    I too looked at the RX100 but the NEX outperformed it due to the larger sensor. I would really like to have a fully articulating screen for those low angle shots, and also for self portraits.

    I too used to have the SD880, it was a top rated camera but the rear display was intermittent

    Nothing to do with cameras but I noticed your response on the R1200R forums regarding fuel capacity on our "R's". I am of the opinion that our gas tank holds 21 litres. During my trip across the continent I had to be careful to NOT run out of gas but I didn't trust the computer range. when I filled up it would always be around 450 kms Range. but I always filled up when the range went down to around 300 kms and when I filled it would take anywhere around 15 or so litres, BUT my range would still indicate 160 kms left, which I never trusted. One time I had to stretch to around 350 kms and my tank took just over 17 ltrs, but the range still showed over 100 kms left and my fuel light never came on. so I don't really know how much is in there

    Riding the Wet Coast

    1. I don't care which sensor size I get for this type of camera (flexible walk around with the ability for prime as well as zoom lenses) as long as it's not a tiny sensor. Micro 4/3 is a very good and mature system and stands in now way behind APS-C. The differences are completely irrelevant for every single photo I take.

      And I'm really not looking for a "well performing" camera, I'm looking for one where I like the handling, ergonomics, and lens selection (I want prime + zoom for the flexible system, I want small for the SD880 replacement). Any APS-C sized DSLR is way too big for my requirements, even the SL1. The camera body is too deep because of the mirror and the lenses are too big because of the mounts and the distance to the sensor. And really good lenses for the Nex system are definitely around, but not in the selection I'd like. The e-mount would also lock me into a single manufacturer again (Sony), which I don't want. M43 is nice because it's backed by two companies.

      Regarding tank size: I don't know. Our R1200R doesn't have a range to empty as it doesn't have a fuel meter anymore. It only has a reserve light and it hasn't come on so far. Longest distance was 206 (~331km) miles and we filled it with 3.9 gallons (~14.7L). So, there was still quite some room left. We generally fill up around the 180 to 200 mile mark just because we need a longer break then anyways.

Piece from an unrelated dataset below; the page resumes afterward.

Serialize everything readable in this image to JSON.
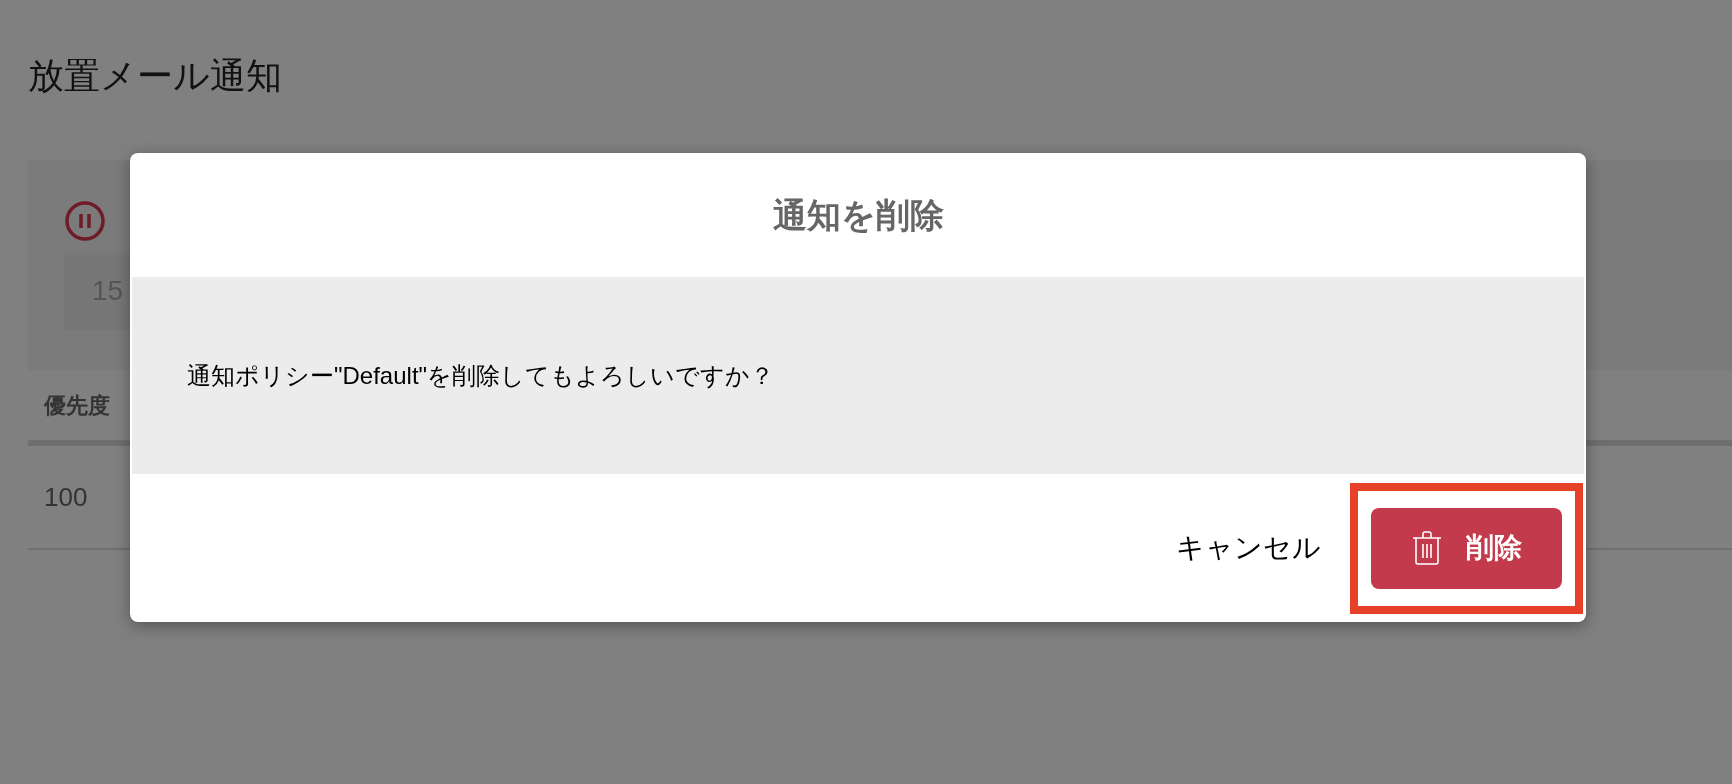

  4. Thank you for the informative, in-depth review. Like many others, I have been looking at the micro 4/3 sensor cameras. Especially since they have interchangeable lenses. I look back at the last couple of years and most of my pictures have been taken with my iPhone so maybe I don't need another camera since I probably won't be carrying it around when needed. The DSLR only gets used when on an actual "trip" and not carried around on a daily basis. Do you think the wear on the Canon is from vibration while being carried on the bike?

    1. Please don't take it as a review. It was meant to describe a weekend experience. I have neither the artistic nor technical abilities in photography to write a review about a camera. I can only say whether or not and why I like or dislike something. Not whether one is better than another. And that's also not my intent. Pretty much all reasonable cameras on the market today are way beyond my personal capabilities. Therefore I select by how the camera and the handling feels. Not so much by image quality which pretty much comes down to taste nowadays as none of the big manufacturers makes any blatant mistakes with quality.

      I don't like the iPhone for photos all too much. It was all I used on our trip as Andrea used both cameras we had with us, but I didn't like it all too much.

  5. Guido:

    I am thinking of purchasing the Lumix LF1 over the S120 Canon. Leica rebadged the LF1 and called it the Leica "C" Lots of positive reviews out there.

    Riding the Wet Coast